7 MAY 1948, Page 3


THE hopes of those who may have expected an epic contest on the occasion of the debate on the Motor Spirit (Regulation) Bill were doomed to disappointment. The debate on the question whether or not it is a good thing to dye the people's petrol deepest red was perseveringly rather than powerfully conducted in a very thin House. I hasten, however, to except Mr. Hudson from any imputation of lack of power. His was a hard-hitting oration in his down- right manner. He attacked the Bill as being, perhaps uniquely in our history, designed to " create certain offences," adding that, if this was not the beginning of the police state, he would like to know what was. Later by way of illustration he suggested that the Court might make a distinction between, say, the " Nenni goats" and those who are going to The Hague—which drew from Mr. Follick, in apparent reference to the latter, the comment " the ninny goats." Before Mr. Hudson's speech, Mr. Gaitskell had introduced the Bill in a speech setting out the various reasons for a measure of this sort, including the fact that the black market in petrol is a moral scandal which should not be tolerated.'

The debate was replied to by Sir Hartley Shaweross with calm,' skill and clarity.

* * * * Monday evening also saw a spirited double by Sir Hugh Lucas- Tooth. The first leg of his double was the Motor Spirit Bill and the second—appropriately enough—the Dental Service Regula- tions. Sir Hugh found himself in possession of the field, but with no visible champion against whom to tilt his lance. Where, he wanted to know, were the stalwarts of the Ministry of Health ?

Where indeed, echoed Sir Wavell Wakefield and Mr. J. S. C. Reid ?, Their doubts were resolved by the appearance of Mr. Bevan, scowling portentously at his would-be inquisitors. Once in the Chamber, Mr. Bevan lost no time in being heard as well as seen.

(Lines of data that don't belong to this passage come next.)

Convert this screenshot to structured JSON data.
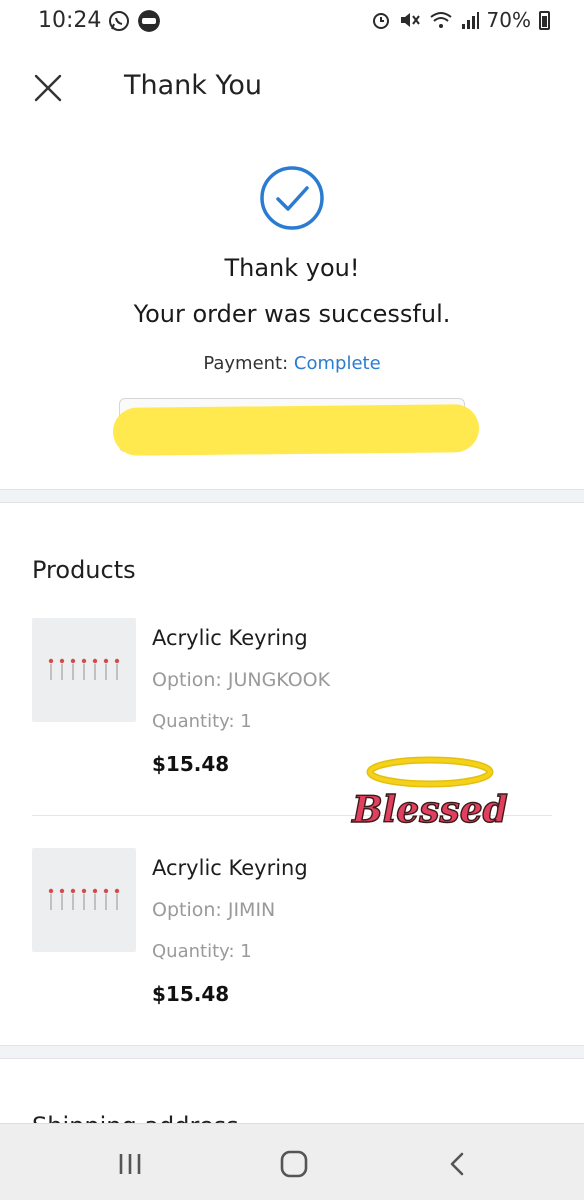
{
  "status_bar": {
    "time": "10:24",
    "battery": "70%",
    "icons": [
      "whatsapp-icon",
      "line-icon",
      "alarm-icon",
      "mute-icon",
      "wifi-icon",
      "signal-icon",
      "battery-icon"
    ]
  },
  "header": {
    "title": "Thank You",
    "close_icon": "close-icon"
  },
  "confirmation": {
    "icon": "check-circle-icon",
    "line1": "Thank you!",
    "line2": "Your order was successful.",
    "payment_label": "Payment:",
    "payment_status": "Complete"
  },
  "products": {
    "title": "Products",
    "items": [
      {
        "name": "Acrylic Keyring",
        "option": "Option: JUNGKOOK",
        "quantity": "Quantity: 1",
        "price": "$15.48"
      },
      {
        "name": "Acrylic Keyring",
        "option": "Option: JIMIN",
        "quantity": "Quantity: 1",
        "price": "$15.48"
      }
    ]
  },
  "sticker": {
    "text": "Blessed"
  },
  "next_section": {
    "title": "Shipping address"
  },
  "colors": {
    "accent": "#2b7bd3",
    "highlight": "#ffe94f",
    "sticker_text": "#e0405e",
    "halo": "#f4d21a"
  },
  "nav_bar": {
    "recent_icon": "recent-apps-icon",
    "home_icon": "home-icon",
    "back_icon": "back-icon"
  }
}
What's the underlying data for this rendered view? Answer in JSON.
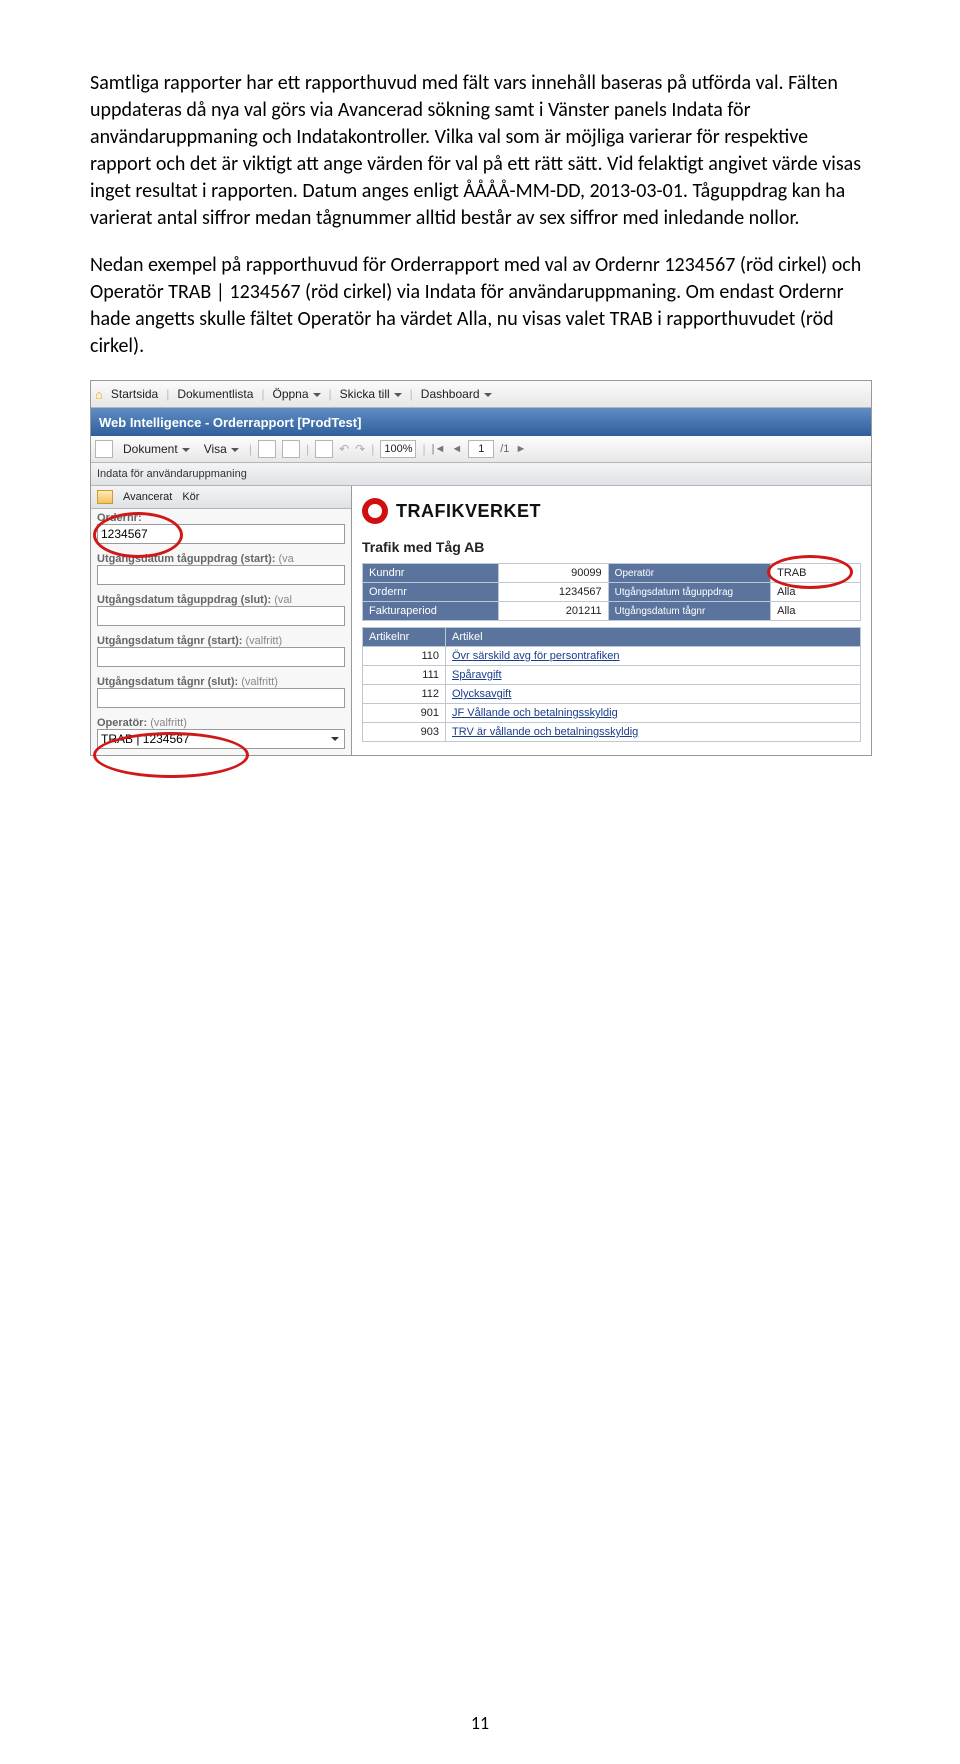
{
  "document": {
    "para1": "Samtliga rapporter har ett rapporthuvud med fält vars innehåll baseras på utförda val. Fälten uppdateras då nya val görs via Avancerad sökning samt i Vänster panels Indata för användaruppmaning och Indatakontroller. Vilka val som är möjliga varierar för respektive rapport och det är viktigt att ange värden för val på ett rätt sätt. Vid felaktigt angivet värde visas inget resultat i rapporten. Datum anges enligt ÅÅÅÅ-MM-DD, 2013-03-01. Tåguppdrag kan ha varierat antal siffror medan tågnummer alltid består av sex siffror med inledande nollor.",
    "para2": "Nedan exempel på rapporthuvud för Orderrapport med val av Ordernr 1234567 (röd cirkel) och Operatör TRAB | 1234567 (röd cirkel) via Indata för användaruppmaning. Om endast Ordernr hade angetts skulle fältet Operatör ha värdet Alla, nu visas valet TRAB i rapporthuvudet (röd cirkel).",
    "pageNumber": "11"
  },
  "app": {
    "tabs": {
      "start": "Startsida",
      "doclist": "Dokumentlista",
      "open": "Öppna",
      "send": "Skicka till",
      "dash": "Dashboard"
    },
    "title": "Web Intelligence - Orderrapport [ProdTest]",
    "toolbar": {
      "doc": "Dokument",
      "visa": "Visa",
      "zoom": "100%",
      "page": "1",
      "pageTotal": "/1"
    },
    "panelHeader": "Indata för användaruppmaning",
    "sidebar": {
      "adv": "Avancerat",
      "run": "Kör",
      "fields": {
        "ordernr": {
          "label": "Ordernr:",
          "value": "1234567"
        },
        "ut_start": {
          "label": "Utgångsdatum tåguppdrag (start):",
          "opt": "(va"
        },
        "ut_slut": {
          "label": "Utgångsdatum tåguppdrag (slut):",
          "opt": "(val"
        },
        "tn_start": {
          "label": "Utgångsdatum tågnr (start):",
          "opt": "(valfritt)"
        },
        "tn_slut": {
          "label": "Utgångsdatum tågnr (slut):",
          "opt": "(valfritt)"
        },
        "oper": {
          "label": "Operatör:",
          "opt": "(valfritt)",
          "value": "TRAB | 1234567"
        }
      }
    },
    "report": {
      "brand": "TRAFIKVERKET",
      "subtitle": "Trafik med Tåg AB",
      "header": {
        "kundnr_l": "Kundnr",
        "kundnr_v": "90099",
        "oper_l": "Operatör",
        "oper_v": "TRAB",
        "ordernr_l": "Ordernr",
        "ordernr_v": "1234567",
        "utu_l": "Utgångsdatum tåguppdrag",
        "utu_v": "Alla",
        "fakt_l": "Fakturaperiod",
        "fakt_v": "201211",
        "utt_l": "Utgångsdatum tågnr",
        "utt_v": "Alla"
      },
      "articles": {
        "h1": "Artikelnr",
        "h2": "Artikel",
        "rows": [
          {
            "n": "110",
            "t": "Övr särskild avg för persontrafiken"
          },
          {
            "n": "111",
            "t": "Spåravgift"
          },
          {
            "n": "112",
            "t": "Olycksavgift"
          },
          {
            "n": "901",
            "t": "JF Vållande och betalningsskyldig"
          },
          {
            "n": "903",
            "t": "TRV är vållande och betalningsskyldig"
          }
        ]
      }
    }
  }
}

He assumed the offensive immediately, bombarding Sir Hugh and Sir Wavell with brisk and pointed interrogatories. Neither, how- ever, was disconcerted, let alone unhorsed, by these brusque tactics, in which the Minister had the professional assistance of Dr. Morgan and Mr. Baird, a dentist, who later on proceeded to try to drill a few holes in the Opposition case, and insert a few fillings of his own in the cavities. Ultimately this spirited debate ended with the endorsement by the majority of the Regulations. * *

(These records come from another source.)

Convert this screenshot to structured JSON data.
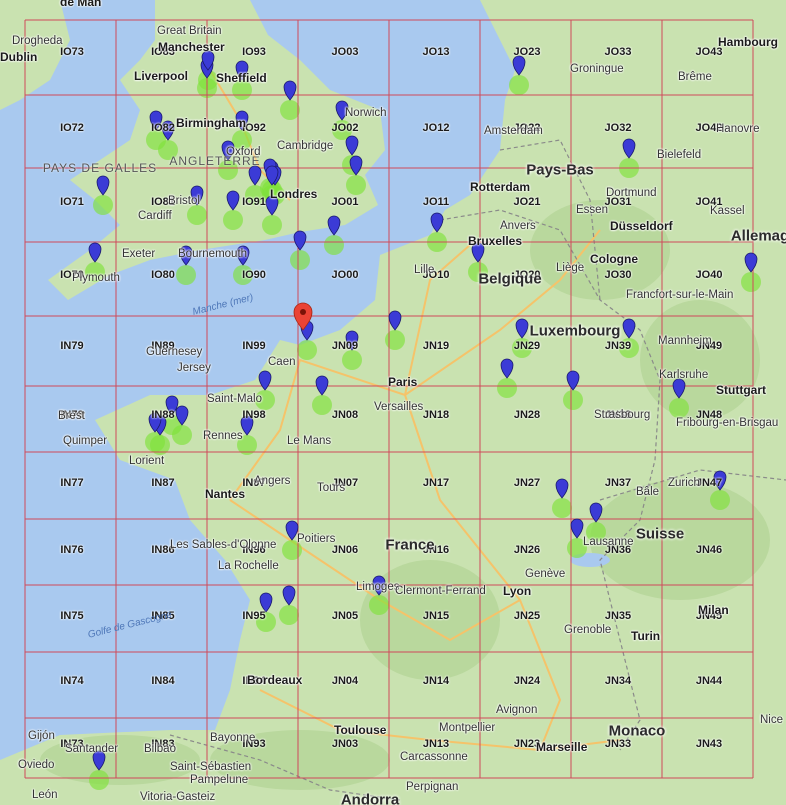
{
  "grid_labels": [
    "IO73",
    "IO83",
    "IO93",
    "JO03",
    "JO13",
    "JO23",
    "JO33",
    "JO43",
    "IO72",
    "IO82",
    "IO92",
    "JO02",
    "JO12",
    "JO22",
    "JO32",
    "JO42",
    "IO71",
    "IO81",
    "IO91",
    "JO01",
    "JO11",
    "JO21",
    "JO31",
    "JO41",
    "IO70",
    "IO80",
    "IO90",
    "JO00",
    "JO10",
    "JO20",
    "JO30",
    "JO40",
    "IN79",
    "IN89",
    "IN99",
    "JN09",
    "JN19",
    "JN29",
    "JN39",
    "JN49",
    "IN78",
    "IN88",
    "IN98",
    "JN08",
    "JN18",
    "JN28",
    "JN38",
    "JN48",
    "IN77",
    "IN87",
    "IN97",
    "JN07",
    "JN17",
    "JN27",
    "JN37",
    "JN47",
    "IN76",
    "IN86",
    "IN96",
    "JN06",
    "JN16",
    "JN26",
    "JN36",
    "JN46",
    "IN75",
    "IN85",
    "IN95",
    "JN05",
    "JN15",
    "JN25",
    "JN35",
    "JN45",
    "IN74",
    "IN84",
    "IN94",
    "JN04",
    "JN14",
    "JN24",
    "JN34",
    "JN44",
    "IN73",
    "IN83",
    "IN93",
    "JN03",
    "JN13",
    "JN23",
    "JN33",
    "JN43"
  ],
  "country_labels": [
    "Pays-Bas",
    "Belgique",
    "Luxembourg",
    "France",
    "Suisse",
    "Allemag",
    "Monaco",
    "Andorra"
  ],
  "region_labels": [
    "PAYS DE GALLES",
    "ANGLETERRE"
  ],
  "sea_labels": [
    "Manche (mer)",
    "Golfe de Gascogne"
  ],
  "city_labels": [
    "Dublin",
    "Drogheda",
    "Great Britain",
    "Manchester",
    "Liverpool",
    "Sheffield",
    "Norwich",
    "Birmingham",
    "Cambridge",
    "Oxford",
    "Londres",
    "Bristol",
    "Cardiff",
    "Exeter",
    "Bournemouth",
    "Plymouth",
    "Amsterdam",
    "Groningue",
    "Brême",
    "Hambourg",
    "Hanovre",
    "Bielefeld",
    "Dortmund",
    "Essen",
    "Düsseldorf",
    "Rotterdam",
    "Anvers",
    "Bruxelles",
    "Lille",
    "Liège",
    "Cologne",
    "Kassel",
    "Francfort-sur-le-Main",
    "Mannheim",
    "Karlsruhe",
    "Stuttgart",
    "Fribourg-en-Brisgau",
    "Zurich",
    "Bâle",
    "Strasbourg",
    "Paris",
    "Versailles",
    "Caen",
    "Guernesey",
    "Jersey",
    "Saint-Malo",
    "Brest",
    "Quimper",
    "Lorient",
    "Rennes",
    "Le Mans",
    "Nantes",
    "Angers",
    "Tours",
    "Poitiers",
    "Les Sables-d'Olonne",
    "La Rochelle",
    "Limoges",
    "Clermont-Ferrand",
    "Lyon",
    "Genève",
    "Lausanne",
    "Grenoble",
    "Turin",
    "Milan",
    "Bordeaux",
    "Toulouse",
    "Montpellier",
    "Marseille",
    "Avignon",
    "Carcassonne",
    "Perpignan",
    "Bayonne",
    "Bilbao",
    "Santander",
    "Oviedo",
    "Gijón",
    "Saint-Sébastien",
    "Pampelune",
    "Vitoria-Gasteiz",
    "León",
    "Nice"
  ],
  "markers": {
    "count": 54,
    "colors": {
      "blue_pin": "#3b3bd6",
      "red_pin": "#ea4335",
      "heat": "#7fe23a",
      "grid": "#d0495a",
      "water": "#a9c9ef",
      "land": "#c9e2b0"
    }
  },
  "top_partial_label": "de Man"
}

The great occasion of the Parliamentary week was, naturally, the Foreign Affairs debate. Mr. Bevin's speech, like all his speeches, was of course a world event, and its text will have been studied in many places by many people. But, so far as its delivery in the House was concerned, it would be using the language of hyperbole to suggest that it constituted a great Parliamentary occasion. The truth is that, though Mr. Bevin said one or two things of first importance, he did not manage to say them very interestingly. Making every allowance for the meticulousness with which a Foreign Secretary must watch his step, the genera! verdict was that there was too much of platitude and too little of inspiration in what he had to tell the House. Mr. R. A. Butler also was serious and circumspect, but he managed to induce a greater degree of spirit and liveliness into his speech which, on that

account, was, Parliamentarily, more successful and more effective. * * * * On both days of the debate there were a number of interesting back-bench speeches. From the Government side, Mr. Levy said some interesting if rather unexpected things, which laid him open to the extempore cross-examination of his colleagues Mr. Hale and Mr. Paget. Undismayed by this, Mr. Levy observed that Lord Winterton was bursting to intervene, only to be met with the summary retort : " I have no need ; you are cutting your own throat and your party's." Later, Mr. Bellenger returned to the fray from the back benches. On the other side, Brigadier Head's survey of the military situation was out- standing. But the high-light of the debate was undoubtedly Mr. Eden's speech—statesmanlike, analytical, constructive, spirited, serious